Steinmeier said during a commemoration at the Bundestag (the lower house of the German parliament) that Germans should be proud of the traditions of freedom and democracy without losing sight of what he described as “the abyss” of the Holocaust – the systematic extermination of millions of Jews, left-wingers, LGBT, Roma and other minorities by the brutal Nazi regime (1933-45).
“Nationalism embellishes one’s own past and evokes a perfect old world that never existed as such,” Steinmeier said, adding that a “democratic patriotism, however, is not a pillow on which to rest, but rather a constant stimulus for those who want a better future.”
Those who spurn human rights and despise democracy by appealing to the nationalist hatred of yore have no historical right to the colors of the German flag (black, red and gold) that represent democracy, the rule of law and freedom, the president added.

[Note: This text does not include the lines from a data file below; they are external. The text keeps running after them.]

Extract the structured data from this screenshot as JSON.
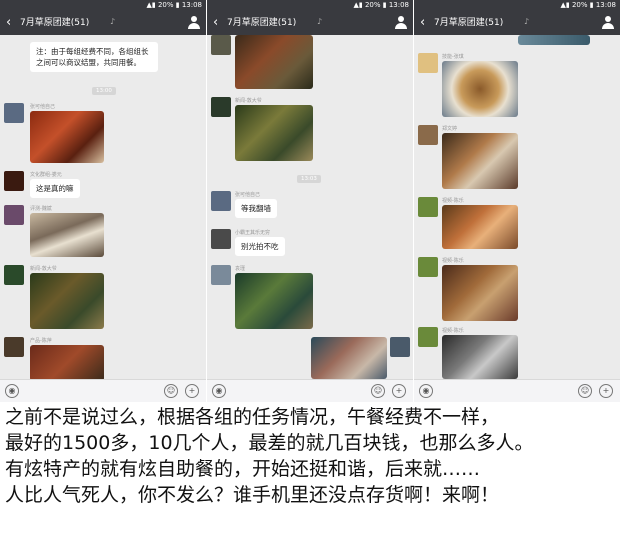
{
  "chat_title": "7月草原团建(51)",
  "status_bar": {
    "signal": "20%",
    "time": "13:08"
  },
  "panel1": {
    "note": "注：由于每组经费不同，各组组长之间可以商议结盟，共同用餐。",
    "time_label": "13:00",
    "names": [
      "张可他自己",
      "文化群组-娄元",
      "评测-魏斌",
      "新闻-敦大爷",
      "产品-陈萍"
    ],
    "messages": [
      "这是真的嘛"
    ]
  },
  "panel2": {
    "time_label": "13:03",
    "names": [
      "新闻-敦大爷",
      "张可他自己",
      "小霸王其乐无穷",
      "袁瑾"
    ],
    "messages": [
      "等我翻墙",
      "别光拍不吃"
    ]
  },
  "panel3": {
    "names": [
      "技能-张琪",
      "郑文婷",
      "视频-陈乐",
      "视频-陈乐",
      "视频-陈乐"
    ]
  },
  "caption": {
    "line1": "之前不是说过么，根据各组的任务情况，午餐经费不一样，",
    "line2": "最好的1500多，10几个人，最差的就几百块钱，也那么多人。",
    "line3": "有炫特产的就有炫自助餐的，开始还挺和谐，后来就……",
    "line4": "人比人气死人，你不发么？谁手机里还没点存货啊！来啊！"
  }
}
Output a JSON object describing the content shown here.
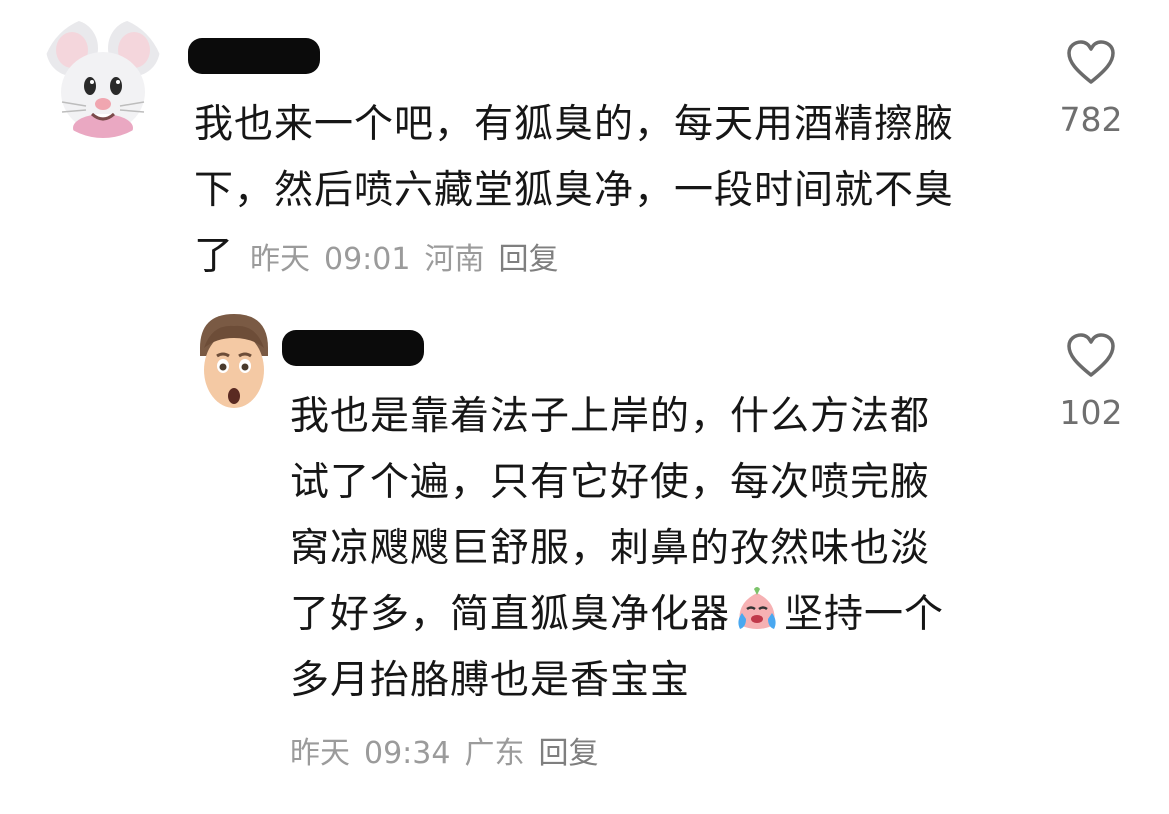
{
  "comments": [
    {
      "text_lines": [
        "我也来一个吧，有狐臭的，每天用酒精擦腋",
        "下，然后喷六藏堂狐臭净，一段时间就不臭",
        "了"
      ],
      "date": "昨天",
      "time": "09:01",
      "location": "河南",
      "reply_label": "回复",
      "likes": "782",
      "avatar_icon": "mouse-memoji-icon"
    },
    {
      "text_lines": [
        "我也是靠着法子上岸的，什么方法都",
        "试了个遍，只有它好使，每次喷完腋",
        "窝凉飕飕巨舒服，刺鼻的孜然味也淡",
        "了好多，简直狐臭净化器",
        "坚持一个",
        "多月抬胳膊也是香宝宝"
      ],
      "date": "昨天",
      "time": "09:34",
      "location": "广东",
      "reply_label": "回复",
      "likes": "102",
      "avatar_icon": "man-memoji-icon",
      "inline_emoji": "crying-face-emoji"
    }
  ]
}
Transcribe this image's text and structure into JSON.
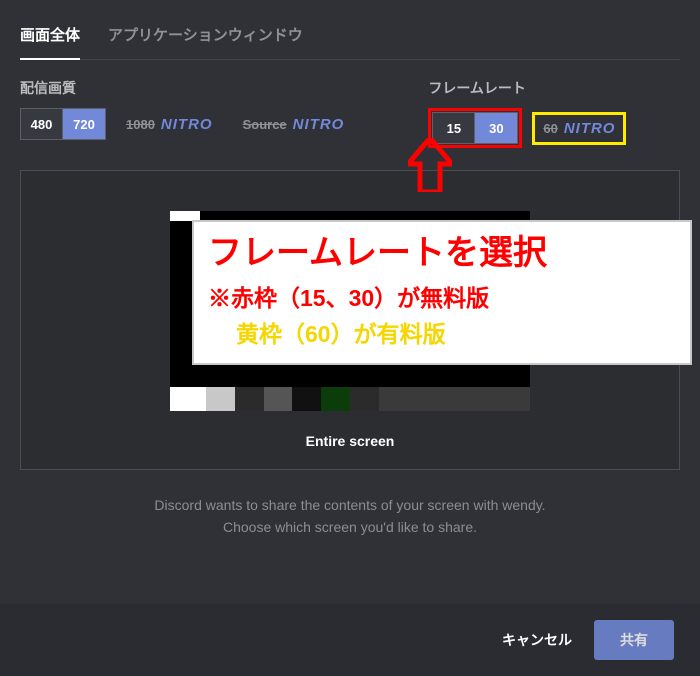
{
  "tabs": {
    "entire": "画面全体",
    "appwin": "アプリケーションウィンドウ"
  },
  "quality": {
    "label": "配信画質",
    "b480": "480",
    "b720": "720",
    "nitro1": {
      "px": "1080",
      "word": "NITRO"
    },
    "nitro2": {
      "px": "Source",
      "word": "NITRO"
    }
  },
  "framerate": {
    "label": "フレームレート",
    "b15": "15",
    "b30": "30",
    "nitro": {
      "px": "60",
      "word": "NITRO"
    }
  },
  "preview": {
    "label": "Entire screen"
  },
  "info": {
    "l1": "Discord wants to share the contents of your screen with wendy.",
    "l2": "Choose which screen you'd like to share."
  },
  "footer": {
    "cancel": "キャンセル",
    "share": "共有"
  },
  "callout": {
    "l1": "フレームレートを選択",
    "l2": "※赤枠（15、30）が無料版",
    "l3": "黄枠（60）が有料版"
  }
}
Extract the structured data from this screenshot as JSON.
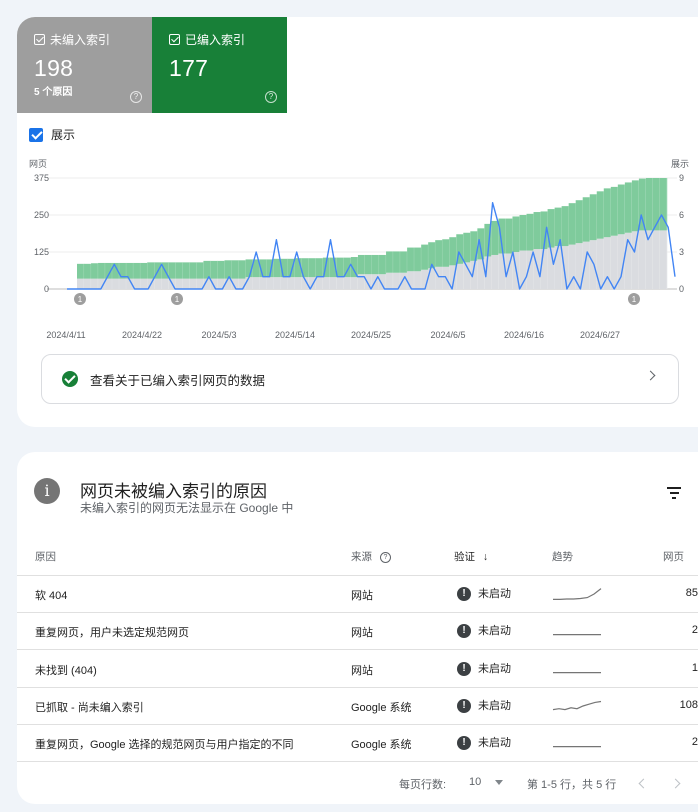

He described Nov. 9 as an ambivalent date in German history with many contradictions.
The revolution that put an end to the Second German Empire (1871-1918) by forcing the abdication of Kaiser Wilhelm II after the defeat in World War I was a profound historical breakthrough and a milestone for German democracy, Steinmeier said.
The 1918 November Revolution laid the groundwork for the modern welfare state, with a republican constitution and the birth of true parliamentary democracy that ushered in the ill-fated Weimar Republic, which nonetheless faced devastating war reparations, an unemployment crisis and rampant hyperinflation, eventually giving way to Adolf Hitler’s Third Reich, the darkest era in German history.
It was the Nazi regime that on the night of Nov. 9-10, 1938, launched a pogrom targeting Jewish establishments and places of worship that was carried out by the SA’s “Brownshirt” paramilitary forces and thousands of civilians.
Known by the infamous name “Kristallnacht” – in reference to the countless shards of broken glass littering the country’s streets the morning after – around 100 Jewish citizens were murdered that night, while homes, schools, hospitals and shops were ransacked by mobs with sledgehammers and torches.
Steinmeier also paid homage to the men and women that took to the streets on Nov. 9, 1989, and started to climb and tear down the border wall that at the time separated the traditional German capital, paving the way for the reunification of East and West Germany that transformed it into the European powerhouse it is today.
“It was the happiest ninth of November in German history,” the president concluded.